**Instructions to follow**
Please retype the records below exactly as they stand.

**Data provided**
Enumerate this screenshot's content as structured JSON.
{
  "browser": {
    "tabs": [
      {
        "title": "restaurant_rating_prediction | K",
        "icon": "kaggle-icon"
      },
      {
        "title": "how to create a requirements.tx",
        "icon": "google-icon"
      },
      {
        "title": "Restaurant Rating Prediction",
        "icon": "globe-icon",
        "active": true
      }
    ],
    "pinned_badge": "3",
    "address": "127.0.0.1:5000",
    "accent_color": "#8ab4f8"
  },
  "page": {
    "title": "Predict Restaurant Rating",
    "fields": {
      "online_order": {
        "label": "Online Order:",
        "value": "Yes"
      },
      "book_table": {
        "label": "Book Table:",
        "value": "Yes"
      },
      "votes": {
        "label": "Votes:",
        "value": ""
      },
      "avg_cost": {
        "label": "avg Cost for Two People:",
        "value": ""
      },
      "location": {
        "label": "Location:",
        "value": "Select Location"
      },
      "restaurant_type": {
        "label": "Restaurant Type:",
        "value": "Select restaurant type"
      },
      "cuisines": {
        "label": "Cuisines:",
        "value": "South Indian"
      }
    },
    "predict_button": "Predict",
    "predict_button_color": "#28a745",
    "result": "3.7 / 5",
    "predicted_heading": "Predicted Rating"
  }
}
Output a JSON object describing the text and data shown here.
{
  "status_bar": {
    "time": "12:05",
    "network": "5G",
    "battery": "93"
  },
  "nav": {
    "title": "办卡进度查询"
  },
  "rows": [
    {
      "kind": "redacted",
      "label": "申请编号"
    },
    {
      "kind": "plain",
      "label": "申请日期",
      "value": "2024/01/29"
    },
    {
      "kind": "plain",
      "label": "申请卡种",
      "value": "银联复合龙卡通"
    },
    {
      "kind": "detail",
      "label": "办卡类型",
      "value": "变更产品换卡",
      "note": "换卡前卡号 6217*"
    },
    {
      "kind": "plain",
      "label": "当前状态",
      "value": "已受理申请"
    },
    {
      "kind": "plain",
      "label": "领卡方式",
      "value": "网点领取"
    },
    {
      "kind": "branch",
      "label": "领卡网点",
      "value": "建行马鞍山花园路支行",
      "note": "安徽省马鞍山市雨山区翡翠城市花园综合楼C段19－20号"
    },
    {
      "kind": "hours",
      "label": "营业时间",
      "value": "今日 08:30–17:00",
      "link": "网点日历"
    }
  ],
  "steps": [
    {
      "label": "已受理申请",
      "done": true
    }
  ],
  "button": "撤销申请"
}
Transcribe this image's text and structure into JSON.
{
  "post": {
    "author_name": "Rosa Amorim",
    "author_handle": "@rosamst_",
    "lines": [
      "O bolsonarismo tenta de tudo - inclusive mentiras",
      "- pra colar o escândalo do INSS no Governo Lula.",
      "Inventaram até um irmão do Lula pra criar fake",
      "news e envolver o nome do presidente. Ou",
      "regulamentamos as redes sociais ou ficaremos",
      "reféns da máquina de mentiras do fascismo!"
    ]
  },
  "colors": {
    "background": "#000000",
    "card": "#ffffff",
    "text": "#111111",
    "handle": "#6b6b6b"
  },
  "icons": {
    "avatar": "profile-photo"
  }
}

**Problem solution**
Enumerate this screenshot's content as structured JSON.
{
  "browser": {
    "tabs": [
      {
        "title": "restaurant_rating_prediction | K",
        "icon": "kaggle-icon"
      },
      {
        "title": "how to create a requirements.tx",
        "icon": "google-icon"
      },
      {
        "title": "Restaurant Rating Prediction",
        "icon": "globe-icon",
        "active": true
      }
    ],
    "pinned_badge": "3",
    "address": "127.0.0.1:5000",
    "accent_color": "#8ab4f8"
  },
  "page": {
    "title": "Predict Restaurant Rating",
    "fields": {
      "online_order": {
        "label": "Online Order:",
        "value": "Yes"
      },
      "book_table": {
        "label": "Book Table:",
        "value": "Yes"
      },
      "votes": {
        "label": "Votes:",
        "value": ""
      },
      "avg_cost": {
        "label": "avg Cost for Two People:",
        "value": ""
      },
      "location": {
        "label": "Location:",
        "value": "Select Location"
      },
      "restaurant_type": {
        "label": "Restaurant Type:",
        "value": "Select restaurant type"
      },
      "cuisines": {
        "label": "Cuisines:",
        "value": "South Indian"
      }
    },
    "predict_button": "Predict",
    "predict_button_color": "#28a745",
    "result": "3.7 / 5",
    "predicted_heading": "Predicted Rating"
  }
}
Output a JSON object describing the text and data shown here.
{
  "status_bar": {
    "time": "12:05",
    "network": "5G",
    "battery": "93"
  },
  "nav": {
    "title": "办卡进度查询"
  },
  "rows": [
    {
      "kind": "redacted",
      "label": "申请编号"
    },
    {
      "kind": "plain",
      "label": "申请日期",
      "value": "2024/01/29"
    },
    {
      "kind": "plain",
      "label": "申请卡种",
      "value": "银联复合龙卡通"
    },
    {
      "kind": "detail",
      "label": "办卡类型",
      "value": "变更产品换卡",
      "note": "换卡前卡号 6217*"
    },
    {
      "kind": "plain",
      "label": "当前状态",
      "value": "已受理申请"
    },
    {
      "kind": "plain",
      "label": "领卡方式",
      "value": "网点领取"
    },
    {
      "kind": "branch",
      "label": "领卡网点",
      "value": "建行马鞍山花园路支行",
      "note": "安徽省马鞍山市雨山区翡翠城市花园综合楼C段19－20号"
    },
    {
      "kind": "hours",
      "label": "营业时间",
      "value": "今日 08:30–17:00",
      "link": "网点日历"
    }
  ],
  "steps": [
    {
      "label": "已受理申请",
      "done": true
    }
  ],
  "button": "撤销申请"
}
Transcribe this image's text and structure into JSON.
{
  "post": {
    "author_name": "Rosa Amorim",
    "author_handle": "@rosamst_",
    "lines": [
      "O bolsonarismo tenta de tudo - inclusive mentiras",
      "- pra colar o escândalo do INSS no Governo Lula.",
      "Inventaram até um irmão do Lula pra criar fake",
      "news e envolver o nome do presidente. Ou",
      "regulamentamos as redes sociais ou ficaremos",
      "reféns da máquina de mentiras do fascismo!"
    ]
  },
  "colors": {
    "background": "#000000",
    "card": "#ffffff",
    "text": "#111111",
    "handle": "#6b6b6b"
  },
  "icons": {
    "avatar": "profile-photo"
  }
}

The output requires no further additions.